It was Monday morning. Our team, comprising five graphic designers, was tired. Our tank of creative fuel was low. We had been grinding our way through deadline after deadline and I knew it was time to get out of the office.
I scheduled an offsite meeting for Friday and began planning an agenda. With the help of google maps I peered into the streets of downtown Charleston and plotted a path that I hoped would lead us to creativity and inspiration.
We met in the heart of the Upper King Street. A part of town that is undergoing such a transformation it feels like it’s changing right before your eyes.
‘Don’t lose inspiration’
They have successfully funded six Kickstarter campaigns to date, including the Wally line of wallets and phone accessories, as well as the Stanley, a stand for your phone.
“We wanted to make products that solve problems that we encounter in our lives, that make just a little bit of a difference in your life, to make it easier,” Windham explained to us.
Their office which was filled with demos of products scattered across work benches, a white board full of sketches and ideas, even a fan that you can wear on your back, strap on a parachute and take flight. They laughed that had only been used once and may be the only flight they’ll ever take with it.
Product development takes time.
It can take six months to a year from initial concept to the first run of production. Keeping the same excitement from conception to reality can be challenging.
Windham urged, “Don’t lose inspiration, push through those road blocks.” Justiss followed by saying, “Throw yourself into it.”
They described that the process of figuring out how to solve a problem brings discovery and continues to keep them engaged and passionate from beginning to end.
The challenge of having the passion and persistence to successfully execute an idea is something many teams are faced with. Discussing these challenges with Distil Union was a refreshing reminder that we’re not alone.
We thanked them for their candid discussion and continued to our next important stop, lunch.
Lunch with a side of design
If you find yourselves on Upper King Street with a group of graphic designers a perfect place to stop for lunch is The Rarebit. Local graphic designer Jay Fletcher designed the logo. His designs have gained him international recognition and a large fan base among designers.

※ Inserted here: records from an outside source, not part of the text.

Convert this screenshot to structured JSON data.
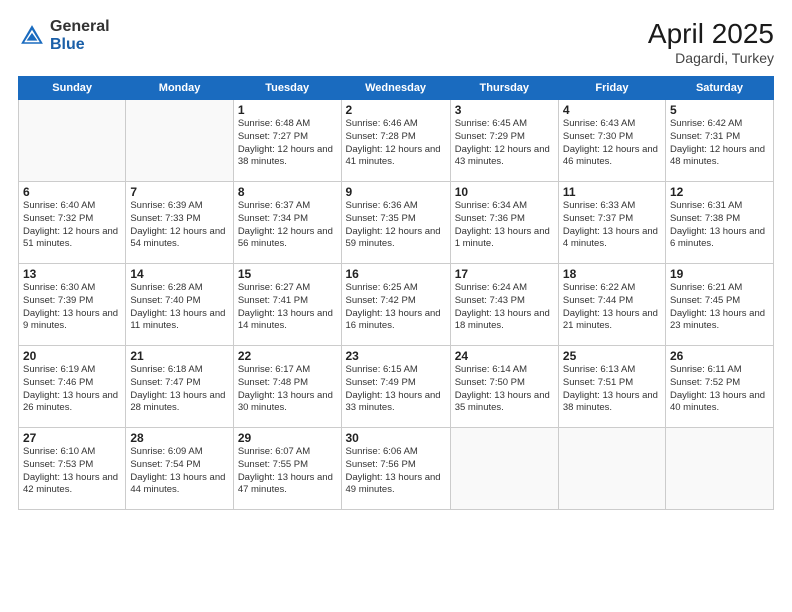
{
  "header": {
    "logo_general": "General",
    "logo_blue": "Blue",
    "month_title": "April 2025",
    "location": "Dagardi, Turkey"
  },
  "days_of_week": [
    "Sunday",
    "Monday",
    "Tuesday",
    "Wednesday",
    "Thursday",
    "Friday",
    "Saturday"
  ],
  "weeks": [
    [
      {
        "day": "",
        "info": ""
      },
      {
        "day": "",
        "info": ""
      },
      {
        "day": "1",
        "info": "Sunrise: 6:48 AM\nSunset: 7:27 PM\nDaylight: 12 hours and 38 minutes."
      },
      {
        "day": "2",
        "info": "Sunrise: 6:46 AM\nSunset: 7:28 PM\nDaylight: 12 hours and 41 minutes."
      },
      {
        "day": "3",
        "info": "Sunrise: 6:45 AM\nSunset: 7:29 PM\nDaylight: 12 hours and 43 minutes."
      },
      {
        "day": "4",
        "info": "Sunrise: 6:43 AM\nSunset: 7:30 PM\nDaylight: 12 hours and 46 minutes."
      },
      {
        "day": "5",
        "info": "Sunrise: 6:42 AM\nSunset: 7:31 PM\nDaylight: 12 hours and 48 minutes."
      }
    ],
    [
      {
        "day": "6",
        "info": "Sunrise: 6:40 AM\nSunset: 7:32 PM\nDaylight: 12 hours and 51 minutes."
      },
      {
        "day": "7",
        "info": "Sunrise: 6:39 AM\nSunset: 7:33 PM\nDaylight: 12 hours and 54 minutes."
      },
      {
        "day": "8",
        "info": "Sunrise: 6:37 AM\nSunset: 7:34 PM\nDaylight: 12 hours and 56 minutes."
      },
      {
        "day": "9",
        "info": "Sunrise: 6:36 AM\nSunset: 7:35 PM\nDaylight: 12 hours and 59 minutes."
      },
      {
        "day": "10",
        "info": "Sunrise: 6:34 AM\nSunset: 7:36 PM\nDaylight: 13 hours and 1 minute."
      },
      {
        "day": "11",
        "info": "Sunrise: 6:33 AM\nSunset: 7:37 PM\nDaylight: 13 hours and 4 minutes."
      },
      {
        "day": "12",
        "info": "Sunrise: 6:31 AM\nSunset: 7:38 PM\nDaylight: 13 hours and 6 minutes."
      }
    ],
    [
      {
        "day": "13",
        "info": "Sunrise: 6:30 AM\nSunset: 7:39 PM\nDaylight: 13 hours and 9 minutes."
      },
      {
        "day": "14",
        "info": "Sunrise: 6:28 AM\nSunset: 7:40 PM\nDaylight: 13 hours and 11 minutes."
      },
      {
        "day": "15",
        "info": "Sunrise: 6:27 AM\nSunset: 7:41 PM\nDaylight: 13 hours and 14 minutes."
      },
      {
        "day": "16",
        "info": "Sunrise: 6:25 AM\nSunset: 7:42 PM\nDaylight: 13 hours and 16 minutes."
      },
      {
        "day": "17",
        "info": "Sunrise: 6:24 AM\nSunset: 7:43 PM\nDaylight: 13 hours and 18 minutes."
      },
      {
        "day": "18",
        "info": "Sunrise: 6:22 AM\nSunset: 7:44 PM\nDaylight: 13 hours and 21 minutes."
      },
      {
        "day": "19",
        "info": "Sunrise: 6:21 AM\nSunset: 7:45 PM\nDaylight: 13 hours and 23 minutes."
      }
    ],
    [
      {
        "day": "20",
        "info": "Sunrise: 6:19 AM\nSunset: 7:46 PM\nDaylight: 13 hours and 26 minutes."
      },
      {
        "day": "21",
        "info": "Sunrise: 6:18 AM\nSunset: 7:47 PM\nDaylight: 13 hours and 28 minutes."
      },
      {
        "day": "22",
        "info": "Sunrise: 6:17 AM\nSunset: 7:48 PM\nDaylight: 13 hours and 30 minutes."
      },
      {
        "day": "23",
        "info": "Sunrise: 6:15 AM\nSunset: 7:49 PM\nDaylight: 13 hours and 33 minutes."
      },
      {
        "day": "24",
        "info": "Sunrise: 6:14 AM\nSunset: 7:50 PM\nDaylight: 13 hours and 35 minutes."
      },
      {
        "day": "25",
        "info": "Sunrise: 6:13 AM\nSunset: 7:51 PM\nDaylight: 13 hours and 38 minutes."
      },
      {
        "day": "26",
        "info": "Sunrise: 6:11 AM\nSunset: 7:52 PM\nDaylight: 13 hours and 40 minutes."
      }
    ],
    [
      {
        "day": "27",
        "info": "Sunrise: 6:10 AM\nSunset: 7:53 PM\nDaylight: 13 hours and 42 minutes."
      },
      {
        "day": "28",
        "info": "Sunrise: 6:09 AM\nSunset: 7:54 PM\nDaylight: 13 hours and 44 minutes."
      },
      {
        "day": "29",
        "info": "Sunrise: 6:07 AM\nSunset: 7:55 PM\nDaylight: 13 hours and 47 minutes."
      },
      {
        "day": "30",
        "info": "Sunrise: 6:06 AM\nSunset: 7:56 PM\nDaylight: 13 hours and 49 minutes."
      },
      {
        "day": "",
        "info": ""
      },
      {
        "day": "",
        "info": ""
      },
      {
        "day": "",
        "info": ""
      }
    ]
  ]
}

We read that he had designed a custom deck of cards for the restaurant, and we wanted to get our hands on them. Unfortunately, our server informed us that the deck was a gift for bills that were over $100, an amount we knew we weren’t going to hit.
She must have sensed the disappointment, and a few minutes later she inconspicuously left the cards for us on the table as she walked by. Just another example of the generosity you can find on the streets of Charleston.

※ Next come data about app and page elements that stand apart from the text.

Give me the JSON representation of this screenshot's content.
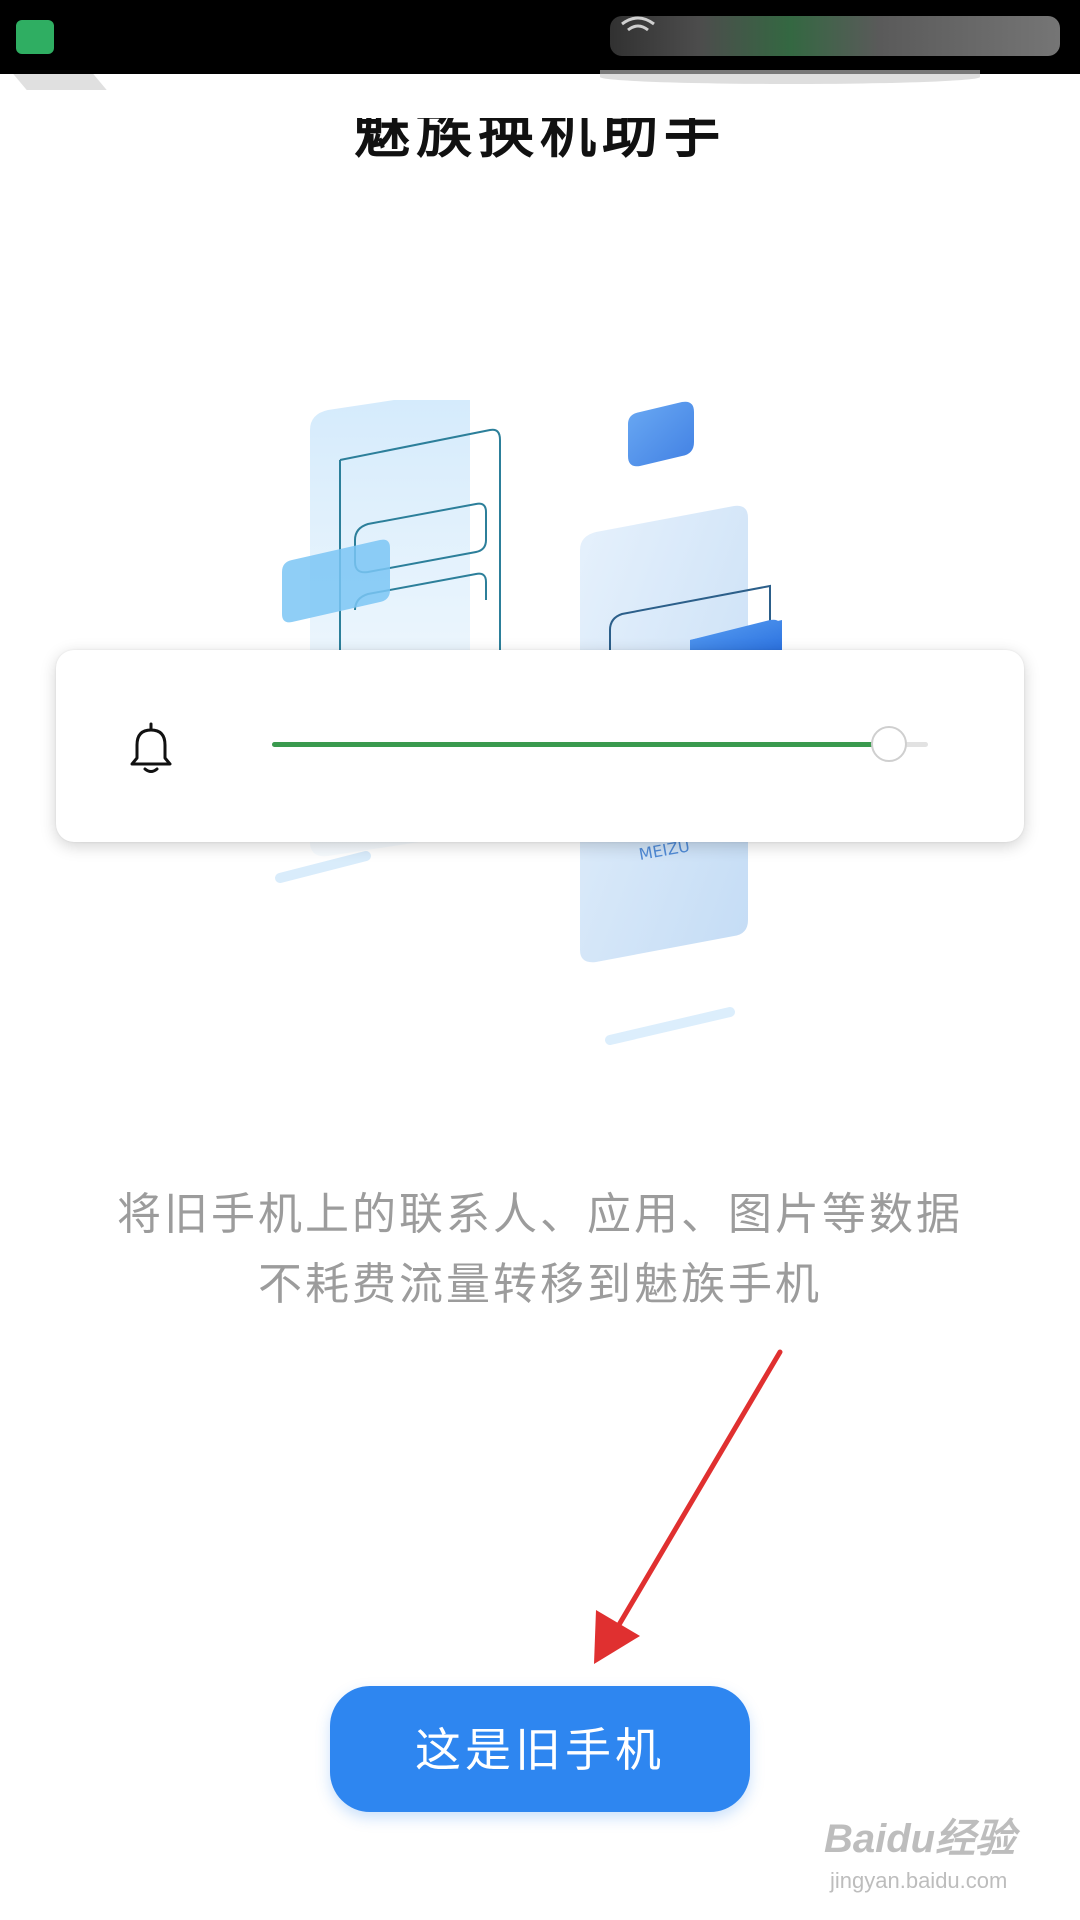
{
  "title": "魅族换机助手",
  "volume": {
    "level": 0.94,
    "icon": "bell-icon",
    "fill_color": "#3a9a4e"
  },
  "description": {
    "line1": "将旧手机上的联系人、应用、图片等数据",
    "line2": "不耗费流量转移到魅族手机"
  },
  "primary_button": {
    "label": "这是旧手机",
    "color": "#2e86f0"
  },
  "annotation": {
    "arrow_color": "#e03030"
  },
  "watermark": {
    "text": "Baidu经验",
    "url": "jingyan.baidu.com"
  },
  "colors": {
    "accent": "#2e86f0",
    "status_bar": "#000000",
    "description_text": "#9c9c9c"
  }
}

Don’t build a house on sand
Our next stop was to the offices of HOOK, an advertising agency. They have a wide range of clients from restaurants and distilleries to resorts and apartment complexes. Partners and creative directors Tom Jeffrey and Brady Waggoner led us through their rustic office right on King Street. We passed by the staff, known as Hookers, gathered in various corners having lunch. And carefully stepped over their husky, Larry, who looked eager to return to his nap.
We settled into the conference room that overlooks the busy street below and began our discussion.

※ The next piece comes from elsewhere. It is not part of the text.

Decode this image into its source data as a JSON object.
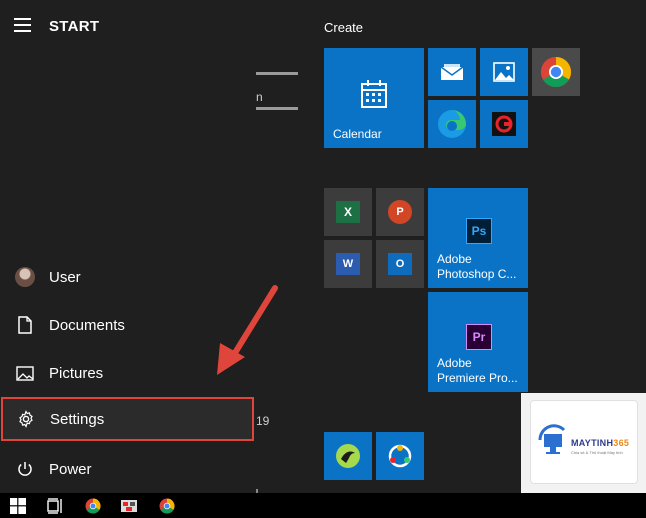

“We knew from the gate that we’d be great at making great creative but the differentiator for us is Phil (Phil Waggoner, partner/strategy) and the process, and having his proven strategy building process. So, what’s cool about it is we’re not building our house on sand every time we start doing creative. We know that it’s strategically sound,” Waggoner said.
Sometimes a client is in a panic and in search for a quick fix. Waggoner said he will accept those jobs at times. “If someone needs surgery and they’re just begging you for a Band-Aid, you’re like 'OK, so I’ll agree to stop the bleeding, in the need to keep you alive. If you agree not to blame me for the scarring while we take the time to find out what’s really wrong with you.’”
This was an important lesson that can be applied to many businesses. Many times we find ourselves attempting to do something fast, instead of taking the time to create a solid foundation. By taking the time to think, you might just find the solutions that have been eluding you.
With the clock ticking, we thanked them for their time, gave Larry a pat on the head, and headed down the street for one last stop.
Rolling rocks and reaffirmation
We made our way down to The Alley. Bowling will beat trust falls in team building every time. You could tell by the crowd there that the early departure from work that tends to happen in Charleston on a Friday afternoon was in full swing.
As we bowled, I thought about all of the people we met and businesses we visited. All were within two blocks around King Street, incredible. All the inspiration that we were looking for was right there waiting for us as long as we were willing to go find it.